Actual implementation of the policy and adherence to the policy is the responsibility of each department or unit where human blood, body fluids, or other infectious materials may pose a risk to the safety of students, faculty, or staff. It is the responsibility of the principal investigator, researcher, or administrative unit head to be aware of appropriate federal, state, or university regulations involving the safe handling of human body fluids, to implement policies and procedures that adequately protect the environment and those working in the environment, and to request assistance whenever potential or actual violations of prudent practices occur. Inadequate attention to human body fluid precautions may lead to appropriate sanctions or disciplinary actions within approved health and safety practices of the University.
- University Health Services will be responsible for providing the HBV immunizations and the medical treatment of employees and students following occupational contacts with human blood and other potentially infectious materials.
MOTION 16-90: APPROVED on December 7, 1989: That the Faculty Senate recommend to the administration the adoption of the Policy on Human Body Fluids Precautions developed and approved by the University Health Council as set forth in Sen. Doc. No. 90-028.
Environmental Health and Safety
GUIDELINES FOR MANAGEMENT OF
OCCUPATIONAL EXPOSURE TO HUMAN BLOOD OR BODY FLUIDS

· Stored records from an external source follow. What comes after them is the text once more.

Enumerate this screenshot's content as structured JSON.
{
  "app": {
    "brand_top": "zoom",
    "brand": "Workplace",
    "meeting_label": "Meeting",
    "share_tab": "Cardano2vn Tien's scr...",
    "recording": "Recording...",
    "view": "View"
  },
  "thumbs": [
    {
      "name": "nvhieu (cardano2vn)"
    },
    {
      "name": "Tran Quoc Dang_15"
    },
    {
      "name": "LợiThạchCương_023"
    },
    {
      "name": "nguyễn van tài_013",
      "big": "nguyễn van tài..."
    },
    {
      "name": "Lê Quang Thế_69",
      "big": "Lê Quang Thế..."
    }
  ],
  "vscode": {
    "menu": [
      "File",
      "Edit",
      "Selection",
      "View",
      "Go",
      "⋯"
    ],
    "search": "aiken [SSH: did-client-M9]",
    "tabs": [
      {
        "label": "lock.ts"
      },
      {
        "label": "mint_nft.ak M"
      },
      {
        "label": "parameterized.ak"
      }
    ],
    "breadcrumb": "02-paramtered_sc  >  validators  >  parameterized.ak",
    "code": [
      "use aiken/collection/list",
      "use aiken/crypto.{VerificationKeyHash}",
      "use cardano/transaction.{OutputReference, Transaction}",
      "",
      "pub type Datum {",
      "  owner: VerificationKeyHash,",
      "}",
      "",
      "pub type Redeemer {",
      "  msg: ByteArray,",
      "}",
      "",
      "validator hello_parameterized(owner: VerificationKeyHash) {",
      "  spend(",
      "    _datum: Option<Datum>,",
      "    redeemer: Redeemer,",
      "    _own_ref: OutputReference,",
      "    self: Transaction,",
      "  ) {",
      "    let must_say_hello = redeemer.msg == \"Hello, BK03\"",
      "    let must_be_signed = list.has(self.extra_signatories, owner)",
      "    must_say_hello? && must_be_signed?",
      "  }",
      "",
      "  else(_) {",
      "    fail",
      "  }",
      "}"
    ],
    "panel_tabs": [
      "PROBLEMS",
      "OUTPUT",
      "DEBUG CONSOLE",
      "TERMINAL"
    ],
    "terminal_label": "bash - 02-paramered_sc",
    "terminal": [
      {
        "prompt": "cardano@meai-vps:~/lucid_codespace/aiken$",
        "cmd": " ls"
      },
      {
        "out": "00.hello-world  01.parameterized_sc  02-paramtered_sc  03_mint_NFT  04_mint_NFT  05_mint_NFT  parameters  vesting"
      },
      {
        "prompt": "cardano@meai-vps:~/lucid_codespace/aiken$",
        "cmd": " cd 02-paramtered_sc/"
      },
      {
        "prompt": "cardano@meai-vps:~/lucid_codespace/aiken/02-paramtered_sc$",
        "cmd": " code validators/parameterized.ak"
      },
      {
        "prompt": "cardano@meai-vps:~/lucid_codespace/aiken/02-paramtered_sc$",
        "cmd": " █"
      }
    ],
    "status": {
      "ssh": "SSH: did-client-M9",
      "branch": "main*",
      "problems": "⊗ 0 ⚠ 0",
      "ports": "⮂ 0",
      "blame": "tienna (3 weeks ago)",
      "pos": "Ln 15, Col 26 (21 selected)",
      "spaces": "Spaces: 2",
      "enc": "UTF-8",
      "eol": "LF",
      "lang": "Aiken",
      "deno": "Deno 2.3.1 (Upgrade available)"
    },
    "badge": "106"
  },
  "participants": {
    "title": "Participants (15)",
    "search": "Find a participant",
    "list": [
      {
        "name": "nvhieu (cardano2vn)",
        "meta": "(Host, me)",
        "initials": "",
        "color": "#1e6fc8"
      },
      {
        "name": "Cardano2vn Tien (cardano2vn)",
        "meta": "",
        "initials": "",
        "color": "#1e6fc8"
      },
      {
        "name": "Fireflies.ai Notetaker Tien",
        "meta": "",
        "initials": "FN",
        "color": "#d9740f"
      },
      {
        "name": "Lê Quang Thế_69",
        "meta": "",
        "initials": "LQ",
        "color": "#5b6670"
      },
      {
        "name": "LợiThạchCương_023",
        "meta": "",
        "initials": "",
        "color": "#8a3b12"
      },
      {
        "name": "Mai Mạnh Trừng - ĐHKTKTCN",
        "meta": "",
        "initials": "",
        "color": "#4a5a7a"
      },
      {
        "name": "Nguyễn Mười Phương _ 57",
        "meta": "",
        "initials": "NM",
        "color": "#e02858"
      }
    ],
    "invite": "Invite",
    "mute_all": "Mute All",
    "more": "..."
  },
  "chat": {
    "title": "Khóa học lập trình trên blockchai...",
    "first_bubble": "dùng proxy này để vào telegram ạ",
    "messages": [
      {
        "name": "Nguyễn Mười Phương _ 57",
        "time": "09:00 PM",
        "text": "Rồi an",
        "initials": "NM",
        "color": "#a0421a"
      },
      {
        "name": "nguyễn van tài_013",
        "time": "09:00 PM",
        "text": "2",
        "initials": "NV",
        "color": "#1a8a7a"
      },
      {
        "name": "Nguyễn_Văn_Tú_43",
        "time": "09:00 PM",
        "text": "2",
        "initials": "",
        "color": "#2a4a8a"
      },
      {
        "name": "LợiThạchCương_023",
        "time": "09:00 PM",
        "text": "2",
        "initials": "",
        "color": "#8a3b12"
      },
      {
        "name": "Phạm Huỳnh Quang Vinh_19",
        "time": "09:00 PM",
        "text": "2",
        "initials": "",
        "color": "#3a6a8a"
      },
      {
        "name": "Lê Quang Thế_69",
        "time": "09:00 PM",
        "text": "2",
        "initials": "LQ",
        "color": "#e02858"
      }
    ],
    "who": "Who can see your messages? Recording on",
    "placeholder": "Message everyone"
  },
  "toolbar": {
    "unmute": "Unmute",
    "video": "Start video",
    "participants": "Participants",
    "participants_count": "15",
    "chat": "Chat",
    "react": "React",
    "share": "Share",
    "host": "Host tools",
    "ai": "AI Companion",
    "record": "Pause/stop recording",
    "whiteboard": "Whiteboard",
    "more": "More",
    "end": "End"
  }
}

Transmission of hepatitis B virus (HBV), human immunodeficiency virus (AIDS virus, HIV), and other pathogenic microorganisms to health care and research workers through human blood, body fluids, and other body tissues has been documented. Although all efforts should be made to prevent exposure, employees who are performing known or predictable procedures and activities with human body fluids (see campus policy Human Body Fluids Precautions), may be exposed to infectious agents. As part of the occupational health program, University Health Services (UHS) will provide medical care if an accident occurs and an employee becomes exposed to human blood or body fluids during his/her job.
If an employee has a parenteral (E.g. needlestick, cut, bite) or mucous membrane (splash to the eye or mouth) exposure to human blood or other body fluids, or has a skin exposure involving large amounts of human blood or prolonged contact with blood especially when the exposed skin is chapped, abraded, or afflicted with dermatitis (eczema):
1. This incident should be reported to the supervisor.
2. The employee should report to UHS, Urgent Care immediately to have the exposure evaluated. If necessary, post exposure treatment should be initiated within 2 hours of exposure.
3. The supervisor should report accidents to the Division of Environmental Health and Safety.
4. If you have any questions, please call the Biological and Chemical Safety Officer at Environmental Health and Safety (545-2682) or the Occupational Health Physician at UHS (577-5000).